I’m not certain what I enjoy the most, preparing for a fishing trip or the trip itself. That’s exactly the question I asked myself yet again just recently when the chance presented itself to fish salt-water with my co-pirate…Davy Jones. Okay, so that’s not his real name but in order to protect the innocent, let’s call him that at least for now. Besides, that’s the nickname I’ve given him and he’s a shrimp boat captain of sorts but he’s not a “gump.” Under his young but crusty exterior, just like the famous Gump, he’s got a heart of gold and we’ve found that often we know what the other is thinking before a word has been spoken. He’s sailed the Caribbean, North and South Atlantic, Pacific, Gulf, and Mediterranean, passed through the Panama Canal and most importantly he’s survived a cup of my java. In order to understand just what that means, you could take my coffee brew and coat the exterior of the space shuttle without ever fearing that it would burn off during re-entry into the Earth’s atmosphere. It will put hair on less than a real man’s chest assuming it doesn’t kill him first. Many have attempted my Java challenge but few have done so and remained standing the entire day. Let that be a warning to all ye that dare take the Java challenge.

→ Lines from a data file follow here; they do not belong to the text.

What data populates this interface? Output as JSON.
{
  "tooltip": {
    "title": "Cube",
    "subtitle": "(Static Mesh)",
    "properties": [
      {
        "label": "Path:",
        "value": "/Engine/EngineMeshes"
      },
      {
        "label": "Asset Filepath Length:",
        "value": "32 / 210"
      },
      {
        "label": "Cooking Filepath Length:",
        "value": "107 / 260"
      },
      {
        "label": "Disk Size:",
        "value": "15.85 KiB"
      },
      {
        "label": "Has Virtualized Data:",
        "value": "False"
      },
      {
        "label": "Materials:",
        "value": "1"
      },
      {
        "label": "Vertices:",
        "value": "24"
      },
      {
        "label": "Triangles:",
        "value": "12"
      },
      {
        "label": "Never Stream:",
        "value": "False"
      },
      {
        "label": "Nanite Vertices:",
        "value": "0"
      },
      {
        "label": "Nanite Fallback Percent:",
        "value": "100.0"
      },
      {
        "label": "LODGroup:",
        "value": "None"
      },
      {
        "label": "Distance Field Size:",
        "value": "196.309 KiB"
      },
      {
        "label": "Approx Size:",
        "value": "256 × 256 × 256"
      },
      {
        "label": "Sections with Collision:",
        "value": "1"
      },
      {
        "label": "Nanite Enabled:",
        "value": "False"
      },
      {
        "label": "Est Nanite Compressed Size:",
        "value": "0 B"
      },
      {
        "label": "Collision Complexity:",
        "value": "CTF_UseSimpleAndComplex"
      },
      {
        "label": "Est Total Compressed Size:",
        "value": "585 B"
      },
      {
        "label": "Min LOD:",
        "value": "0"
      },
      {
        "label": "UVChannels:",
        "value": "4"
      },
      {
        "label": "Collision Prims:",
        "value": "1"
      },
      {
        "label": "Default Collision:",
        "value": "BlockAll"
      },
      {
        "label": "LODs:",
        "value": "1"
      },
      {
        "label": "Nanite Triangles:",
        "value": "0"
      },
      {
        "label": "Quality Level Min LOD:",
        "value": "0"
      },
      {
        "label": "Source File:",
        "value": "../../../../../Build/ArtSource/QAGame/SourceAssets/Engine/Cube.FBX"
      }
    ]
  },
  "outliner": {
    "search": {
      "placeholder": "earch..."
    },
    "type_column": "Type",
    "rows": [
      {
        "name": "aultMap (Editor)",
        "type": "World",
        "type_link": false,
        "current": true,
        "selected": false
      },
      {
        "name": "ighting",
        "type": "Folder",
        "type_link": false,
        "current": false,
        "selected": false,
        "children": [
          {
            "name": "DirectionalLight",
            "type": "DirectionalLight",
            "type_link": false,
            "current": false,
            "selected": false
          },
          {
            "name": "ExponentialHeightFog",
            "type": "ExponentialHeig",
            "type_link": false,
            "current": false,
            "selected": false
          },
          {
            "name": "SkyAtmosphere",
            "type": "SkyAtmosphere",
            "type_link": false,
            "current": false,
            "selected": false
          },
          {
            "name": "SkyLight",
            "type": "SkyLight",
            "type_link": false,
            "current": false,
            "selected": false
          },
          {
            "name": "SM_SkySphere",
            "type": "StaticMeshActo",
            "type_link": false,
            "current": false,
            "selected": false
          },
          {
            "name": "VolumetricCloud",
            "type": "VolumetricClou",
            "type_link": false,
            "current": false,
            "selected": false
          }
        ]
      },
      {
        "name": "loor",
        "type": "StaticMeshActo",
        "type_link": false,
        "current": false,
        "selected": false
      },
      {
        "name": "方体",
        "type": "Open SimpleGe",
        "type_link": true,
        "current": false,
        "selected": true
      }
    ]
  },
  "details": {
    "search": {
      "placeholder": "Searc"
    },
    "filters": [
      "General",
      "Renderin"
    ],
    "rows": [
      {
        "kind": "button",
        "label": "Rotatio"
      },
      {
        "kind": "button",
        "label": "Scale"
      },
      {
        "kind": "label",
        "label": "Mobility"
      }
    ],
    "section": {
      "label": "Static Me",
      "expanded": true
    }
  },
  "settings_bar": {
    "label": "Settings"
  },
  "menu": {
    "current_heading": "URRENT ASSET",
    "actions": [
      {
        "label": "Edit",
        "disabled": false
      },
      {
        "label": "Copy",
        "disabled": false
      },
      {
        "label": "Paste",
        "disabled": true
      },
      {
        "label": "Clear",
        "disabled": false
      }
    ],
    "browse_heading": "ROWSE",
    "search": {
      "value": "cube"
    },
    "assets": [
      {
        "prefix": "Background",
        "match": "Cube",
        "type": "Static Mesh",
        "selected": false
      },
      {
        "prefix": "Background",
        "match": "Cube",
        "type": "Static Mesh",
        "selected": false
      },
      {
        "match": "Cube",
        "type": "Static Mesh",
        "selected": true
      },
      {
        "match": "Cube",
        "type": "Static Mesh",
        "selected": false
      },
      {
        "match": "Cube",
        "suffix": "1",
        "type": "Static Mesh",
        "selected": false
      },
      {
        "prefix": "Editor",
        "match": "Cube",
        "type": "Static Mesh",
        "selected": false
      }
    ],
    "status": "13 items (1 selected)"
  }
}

You probably thought we were in hibernation here at the undercovertroutbum.com. I suppose you could call it that. But I assure you that we’ve been keeping our eagle-eyes on the rivers and streams from above. Above, you ask? Yes-from several thousand feet above-to be exact. I know, you are thinking-WHAT? Let me explain.
Sometimes you have to go into deep cover to keep everything in line and sometimes out of nowhere, or so it seems; the moon, sun, stars, windsock, and hatches all align and you find something you’ve been searching for-for years. And often, just as it did for me, it[that something] truly comes out of the woodwork or perhaps more from a combination of good deeds, good friends, and hard work. So as real life would have it, for the last few months, I wasn’t able to check in with the rest of you UTBs in the way I thought was proper. I should have pinned you all a short note, I just felt anything less than an article of reasonable length wasn’t going well beyond the call of duty. However, maybe a field report of any length would have been better than nothing. With that being said, we’re toying with the idea of just doing short updates when in deep-cover. You know, like the kind of deep-cover a tangle of laurels provides that choke a stream-side trail off so badly that you think you’ve been caught in a snare and will most likely end up as bear food before you free yourself? Or-perhaps-another UTB on staff? That’s another one to ponder.
by Greg Grime
A great way of ensuring that your children will respect your choice of becoming a trout bum is to begin their indoctrination early. Even as newborns, nothing is wrong with letting them see and touch your premium pelts and feathers as they marvel at your fly-tying station. And when they see the finished products, as you feverishly crank them out of your vise, carefully arrange them in your fly box, followed by them playing with and cleaning up the myriad of scraps-they will be hooked-for life.
No child is able to resist the allure of a smorgasbord of fly-tying materials. Right in front of their eyes, they watch as something already interesting in itself -thread-feathers-fur- of varying colors, shapes, patterns, and sizes, meld into nothing short of a masterpiece by the same hands that feed and hug them when times are good and bad. What you craft is nothing short of a van Gogh to them and they look at you like you didn't just hang the blue-moon but you built it and hired the Man on the Moon to keep watch.
by Greg Grime
There are oodles of methods to choose from when making the attempt to dodge a “honey do” list or any to do list for that matter but what better way to do so than hiding out in a cabin, built by a man, simply referred to as “Hughes” as local legend has it, in an attempt to avoid conscription into the Confederate Army? Furthermore, his alleged success in avoiding military service during the Civil War should be a testament to just how off the beaten path we are talking about.1 After making the trek myself on foot, up a gated, four-wheel drive, U.S. Forest Service jeep trail that also serves as the only wide and well trodden path to the cabin, I quickly arrived at the conclusion that no one of sound mind would choose this location with convenience to town in mind. With the path’s increasing grade, switchbacks, and water crossings beginning at the North River foot-bridge, followed by crossings at Big Cove and Donley branches, I wholly understand why someone would choose the location for a hideaway. With three water crossings, a moderate trail grade, and an almost guaranteed chance at meeting up with a local copperhead or rattlesnake during the warmer months, it is understandable why the cabin was constructed where it stands today and has so for well over a century in the historic Tellico Ranger District of the Cherokee National Forest (CNF).